* Records for processing:
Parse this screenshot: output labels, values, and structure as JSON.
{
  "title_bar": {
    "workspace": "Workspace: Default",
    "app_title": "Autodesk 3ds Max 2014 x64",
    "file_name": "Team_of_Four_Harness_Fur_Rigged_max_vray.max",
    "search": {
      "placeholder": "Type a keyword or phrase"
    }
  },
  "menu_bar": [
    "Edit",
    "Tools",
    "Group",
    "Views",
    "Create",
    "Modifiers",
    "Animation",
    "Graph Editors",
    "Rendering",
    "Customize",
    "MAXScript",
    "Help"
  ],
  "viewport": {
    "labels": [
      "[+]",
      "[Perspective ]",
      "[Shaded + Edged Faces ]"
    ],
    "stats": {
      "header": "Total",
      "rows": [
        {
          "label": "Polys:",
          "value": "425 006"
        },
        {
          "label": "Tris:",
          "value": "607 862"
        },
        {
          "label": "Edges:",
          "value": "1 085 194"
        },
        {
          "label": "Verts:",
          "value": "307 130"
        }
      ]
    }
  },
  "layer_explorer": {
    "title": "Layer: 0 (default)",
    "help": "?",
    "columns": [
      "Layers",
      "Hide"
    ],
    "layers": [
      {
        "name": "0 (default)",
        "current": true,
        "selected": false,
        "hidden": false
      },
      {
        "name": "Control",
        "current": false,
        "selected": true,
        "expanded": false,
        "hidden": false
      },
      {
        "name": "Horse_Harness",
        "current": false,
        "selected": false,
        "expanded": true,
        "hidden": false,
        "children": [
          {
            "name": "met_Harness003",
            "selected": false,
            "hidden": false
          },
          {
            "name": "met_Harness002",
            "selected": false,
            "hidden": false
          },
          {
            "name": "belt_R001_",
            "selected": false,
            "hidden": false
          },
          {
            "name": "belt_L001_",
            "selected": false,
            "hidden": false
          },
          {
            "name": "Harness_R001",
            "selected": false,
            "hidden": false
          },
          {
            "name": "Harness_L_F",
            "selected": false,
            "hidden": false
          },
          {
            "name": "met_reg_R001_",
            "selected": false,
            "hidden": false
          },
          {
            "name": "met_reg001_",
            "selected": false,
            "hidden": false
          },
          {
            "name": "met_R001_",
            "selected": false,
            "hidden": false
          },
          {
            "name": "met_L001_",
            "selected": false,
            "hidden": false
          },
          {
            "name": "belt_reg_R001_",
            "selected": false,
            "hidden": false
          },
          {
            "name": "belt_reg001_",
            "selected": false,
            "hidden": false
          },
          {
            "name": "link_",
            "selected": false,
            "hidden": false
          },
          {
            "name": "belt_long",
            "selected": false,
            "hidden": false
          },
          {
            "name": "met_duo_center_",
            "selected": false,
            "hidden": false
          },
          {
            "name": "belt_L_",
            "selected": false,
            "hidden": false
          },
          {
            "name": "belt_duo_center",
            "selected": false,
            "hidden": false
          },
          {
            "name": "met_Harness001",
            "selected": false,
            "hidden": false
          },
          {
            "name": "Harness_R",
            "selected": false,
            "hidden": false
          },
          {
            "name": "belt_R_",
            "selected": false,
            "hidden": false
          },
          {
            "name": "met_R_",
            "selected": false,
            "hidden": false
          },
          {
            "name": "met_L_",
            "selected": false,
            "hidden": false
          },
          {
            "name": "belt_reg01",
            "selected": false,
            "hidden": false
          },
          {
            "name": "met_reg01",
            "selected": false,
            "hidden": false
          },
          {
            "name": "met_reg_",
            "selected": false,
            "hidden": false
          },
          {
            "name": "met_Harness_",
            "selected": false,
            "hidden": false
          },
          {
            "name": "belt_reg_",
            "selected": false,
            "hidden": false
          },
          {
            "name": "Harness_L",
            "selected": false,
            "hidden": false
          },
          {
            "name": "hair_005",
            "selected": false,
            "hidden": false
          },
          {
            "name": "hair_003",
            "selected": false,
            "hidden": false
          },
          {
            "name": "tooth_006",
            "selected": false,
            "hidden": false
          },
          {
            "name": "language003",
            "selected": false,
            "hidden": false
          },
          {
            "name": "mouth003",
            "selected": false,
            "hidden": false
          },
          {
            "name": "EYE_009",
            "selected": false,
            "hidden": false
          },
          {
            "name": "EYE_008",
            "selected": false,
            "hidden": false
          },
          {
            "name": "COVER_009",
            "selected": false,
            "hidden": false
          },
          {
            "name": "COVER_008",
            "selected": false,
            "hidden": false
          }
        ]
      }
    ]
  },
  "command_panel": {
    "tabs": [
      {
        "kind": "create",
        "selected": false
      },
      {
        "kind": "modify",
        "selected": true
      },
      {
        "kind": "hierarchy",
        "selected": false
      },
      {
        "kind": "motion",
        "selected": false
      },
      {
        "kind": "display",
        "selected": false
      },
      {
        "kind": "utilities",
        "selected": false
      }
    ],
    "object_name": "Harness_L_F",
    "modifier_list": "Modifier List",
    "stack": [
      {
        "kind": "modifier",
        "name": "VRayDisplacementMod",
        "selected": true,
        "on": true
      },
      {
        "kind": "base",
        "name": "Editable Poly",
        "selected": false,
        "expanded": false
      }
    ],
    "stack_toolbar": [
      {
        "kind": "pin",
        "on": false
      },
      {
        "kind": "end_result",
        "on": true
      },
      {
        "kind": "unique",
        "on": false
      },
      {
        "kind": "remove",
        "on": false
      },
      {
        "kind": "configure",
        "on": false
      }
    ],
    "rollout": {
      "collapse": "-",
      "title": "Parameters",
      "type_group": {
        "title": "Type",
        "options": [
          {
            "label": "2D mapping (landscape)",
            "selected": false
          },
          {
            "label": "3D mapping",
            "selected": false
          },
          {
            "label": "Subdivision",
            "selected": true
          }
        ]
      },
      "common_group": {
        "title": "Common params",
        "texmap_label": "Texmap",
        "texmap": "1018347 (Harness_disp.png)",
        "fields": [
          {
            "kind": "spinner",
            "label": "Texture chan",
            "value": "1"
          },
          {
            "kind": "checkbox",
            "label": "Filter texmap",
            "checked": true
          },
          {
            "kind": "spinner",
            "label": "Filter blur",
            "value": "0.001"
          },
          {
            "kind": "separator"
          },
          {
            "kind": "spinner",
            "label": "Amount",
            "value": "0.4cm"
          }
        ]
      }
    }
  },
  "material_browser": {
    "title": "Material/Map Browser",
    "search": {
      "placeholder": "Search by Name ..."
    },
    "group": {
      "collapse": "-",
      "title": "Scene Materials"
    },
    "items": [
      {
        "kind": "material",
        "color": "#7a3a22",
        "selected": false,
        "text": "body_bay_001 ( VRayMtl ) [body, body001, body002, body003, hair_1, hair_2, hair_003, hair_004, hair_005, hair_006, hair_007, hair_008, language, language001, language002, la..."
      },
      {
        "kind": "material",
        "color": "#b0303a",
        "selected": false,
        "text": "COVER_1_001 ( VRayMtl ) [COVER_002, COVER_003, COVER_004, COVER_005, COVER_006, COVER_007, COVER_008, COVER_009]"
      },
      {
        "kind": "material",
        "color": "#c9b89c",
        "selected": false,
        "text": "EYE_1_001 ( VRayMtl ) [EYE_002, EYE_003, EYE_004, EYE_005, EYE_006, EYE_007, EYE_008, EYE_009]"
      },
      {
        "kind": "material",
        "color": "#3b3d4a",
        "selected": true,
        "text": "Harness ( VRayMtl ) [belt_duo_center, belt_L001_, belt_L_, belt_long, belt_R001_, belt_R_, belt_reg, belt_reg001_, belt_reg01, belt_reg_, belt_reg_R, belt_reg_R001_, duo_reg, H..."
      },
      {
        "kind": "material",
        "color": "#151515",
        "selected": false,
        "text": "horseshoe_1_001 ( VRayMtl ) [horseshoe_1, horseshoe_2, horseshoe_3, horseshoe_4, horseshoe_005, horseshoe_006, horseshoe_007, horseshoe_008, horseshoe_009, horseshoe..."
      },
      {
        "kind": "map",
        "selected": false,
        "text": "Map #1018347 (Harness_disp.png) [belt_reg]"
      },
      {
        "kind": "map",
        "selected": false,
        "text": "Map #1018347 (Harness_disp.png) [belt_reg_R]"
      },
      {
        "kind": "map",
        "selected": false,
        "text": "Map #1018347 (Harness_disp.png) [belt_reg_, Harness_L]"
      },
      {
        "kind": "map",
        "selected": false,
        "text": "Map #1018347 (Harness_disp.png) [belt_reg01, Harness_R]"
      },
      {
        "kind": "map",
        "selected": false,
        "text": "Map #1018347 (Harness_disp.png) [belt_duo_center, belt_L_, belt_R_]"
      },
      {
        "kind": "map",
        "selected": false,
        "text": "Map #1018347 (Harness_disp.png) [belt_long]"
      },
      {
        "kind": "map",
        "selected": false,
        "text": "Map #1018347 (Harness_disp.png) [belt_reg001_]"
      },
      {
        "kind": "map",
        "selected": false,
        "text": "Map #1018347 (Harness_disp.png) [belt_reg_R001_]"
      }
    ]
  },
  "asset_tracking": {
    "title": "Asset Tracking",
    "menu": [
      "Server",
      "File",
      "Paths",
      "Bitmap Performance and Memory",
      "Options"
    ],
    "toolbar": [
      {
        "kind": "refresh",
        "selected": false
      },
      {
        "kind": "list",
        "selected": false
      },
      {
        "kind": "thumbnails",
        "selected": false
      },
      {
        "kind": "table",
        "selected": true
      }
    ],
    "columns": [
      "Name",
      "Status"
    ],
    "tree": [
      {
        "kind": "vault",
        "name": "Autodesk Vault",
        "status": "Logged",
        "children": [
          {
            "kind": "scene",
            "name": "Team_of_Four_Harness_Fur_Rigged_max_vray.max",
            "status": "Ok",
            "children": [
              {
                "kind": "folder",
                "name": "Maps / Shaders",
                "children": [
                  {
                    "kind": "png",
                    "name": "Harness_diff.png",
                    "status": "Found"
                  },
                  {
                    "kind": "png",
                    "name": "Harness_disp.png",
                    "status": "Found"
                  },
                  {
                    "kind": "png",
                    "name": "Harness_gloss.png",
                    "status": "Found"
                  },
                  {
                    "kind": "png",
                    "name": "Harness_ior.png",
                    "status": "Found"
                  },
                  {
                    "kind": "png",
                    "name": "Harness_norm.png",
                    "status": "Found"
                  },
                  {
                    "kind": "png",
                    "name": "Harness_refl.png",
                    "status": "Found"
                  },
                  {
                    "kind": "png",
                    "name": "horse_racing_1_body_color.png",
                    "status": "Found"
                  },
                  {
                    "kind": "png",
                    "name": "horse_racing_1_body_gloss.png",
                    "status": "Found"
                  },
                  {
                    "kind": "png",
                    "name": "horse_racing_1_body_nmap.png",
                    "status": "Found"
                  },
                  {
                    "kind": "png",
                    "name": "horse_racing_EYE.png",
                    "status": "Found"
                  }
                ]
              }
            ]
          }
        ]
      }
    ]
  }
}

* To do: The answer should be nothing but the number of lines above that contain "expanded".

* Reply to the task: 3